How Long for Sperm Health and Male Fertility to Increase After Quitting Smoking Cigarettes? Does Smoking Harm the Fetus? Here's What Research Says in 2021
The Short Answer
Does smoking cigarettes affect male fertility?
- Decreased sperm count
- Decreased sperm motility
- DNA damage within sperm cells
How long do I have to quit smoking before my sperm is healthy again?
Does smoking as a father affect the fetus?
How Smoking Tobacco Affects Male Fertility
Cigarettes contain toxic levels of cancer-causing substances known as carcinogens. Additionally, smoking tobacco creates mutagenic substances (a chemical that permanently changes genetic material such as DNA). Finally, they contain heavy metals such as chromium, lead, nickel, and cadmium - which have been shown to be responsible for smoking-related sperm damage.

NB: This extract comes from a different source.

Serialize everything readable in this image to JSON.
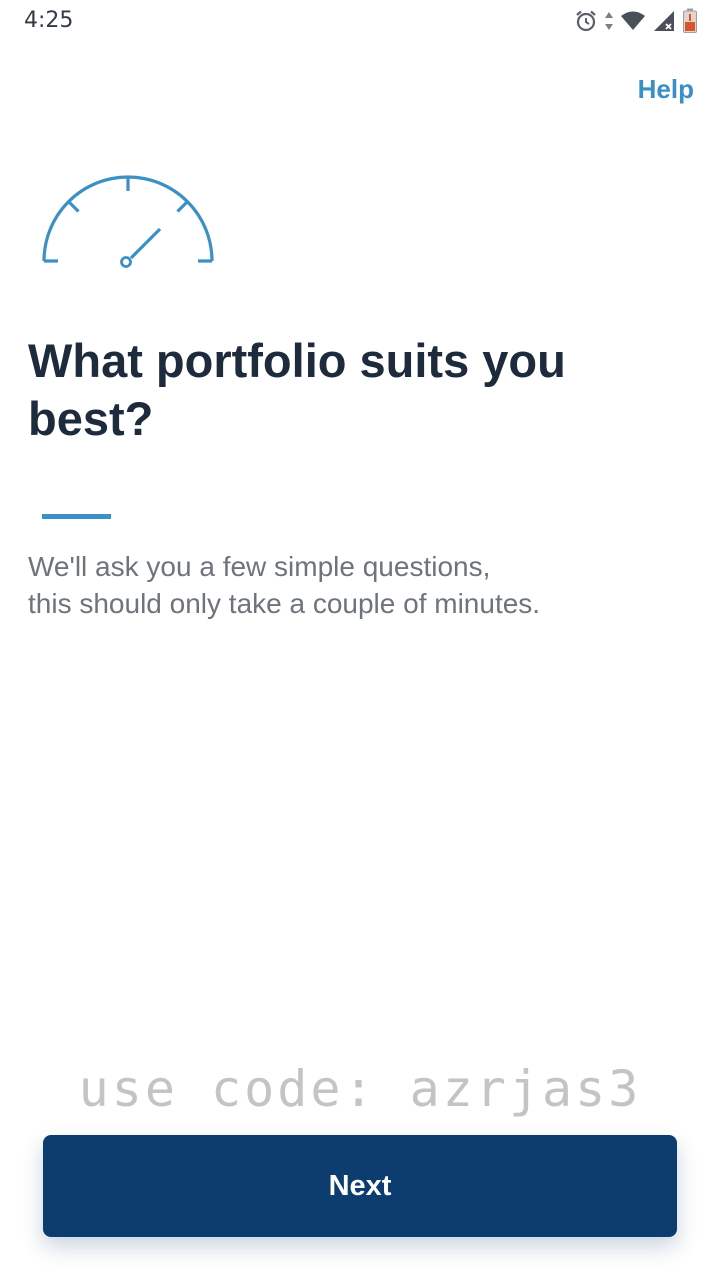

Research shows that smoking can lead to DNA damage within sperm cells. Recent studies have shown evidence that men with high levels of damaged spermatic DNA will have reduced fertility and an increased chance of miscarriage.

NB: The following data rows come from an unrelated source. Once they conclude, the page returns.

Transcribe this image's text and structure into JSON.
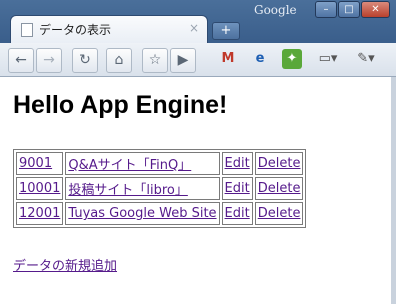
{
  "window": {
    "brand": "Google",
    "buttons": [
      "–",
      "□",
      "✕"
    ]
  },
  "tab": {
    "title": "データの表示",
    "close": "×"
  },
  "toolbar": {
    "icons": [
      "back-icon",
      "forward-icon",
      "reload-icon",
      "home-icon",
      "bookmark-star-icon",
      "play-icon",
      "gmail-icon",
      "ie-icon",
      "evernote-icon",
      "page-menu-icon",
      "wrench-menu-icon"
    ]
  },
  "page": {
    "heading": "Hello App Engine!",
    "rows": [
      {
        "id": "9001",
        "title": "Q&Aサイト「FinQ」",
        "edit": "Edit",
        "delete": "Delete"
      },
      {
        "id": "10001",
        "title": "投稿サイト「libro」",
        "edit": "Edit",
        "delete": "Delete"
      },
      {
        "id": "12001",
        "title": "Tuyas Google Web Site",
        "edit": "Edit",
        "delete": "Delete"
      }
    ],
    "new_link": "データの新規追加"
  }
}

Additionally, erectile dysfunction (ED) is exacerbated by smoking tobacco. For obvious reasons, this can make getting pregnant difficult. According to researchers at the Northwestern University Medical School, men that smoke cigarettes are twice as likely to experience moderate to complete ED.
How Long Do I Need To Quit Smoking Cigarettes Before My Sperm Is Healthy Again?
On average, spermatogenesis takes 74 days. In other words, the creation and development of new sperm cells generally takes a 2-3 months. Therefore, changes in your lifestyle such as quitting smoking will generally take ~3 months to impact your sperm health. After quitting smoking, you will likely want to wait at least 3 months before trying to conceive.
Does Paternal Smoking Harm The Fetus?
Men who smoke may increase the risk of congenital heart defects in their children, according to a study published by the European Journal of Preventive Cardiology. This recent study echoes findings from several decades of research that all point to the same conclusion: smoking as a father-to-be can be detrimental to the fetus.
According to this study, all types of parental smoking were associated with the risk of congenital heart defects, with an increase of 74% for men smoking compared to no smoking exposure. The researchers found that the following congenital heart defects were specifically linked to smoking cigarettes:
- 27% greater risk of atrial septal defect
- 43% greater risk of right ventricular outflow tract obstruction
It is undeniable that smoking is harmful for humans on many different levels. To ensure the health of your offspring, please refrain from smoking. As mentioned above, men should aim to quit smoking at least 3 months before trying to conceive.
A Word From VitaliBoost
Quitting smoking sucks! Please contact us if you or someone that you know needs help finding resources to help quit. Good luck!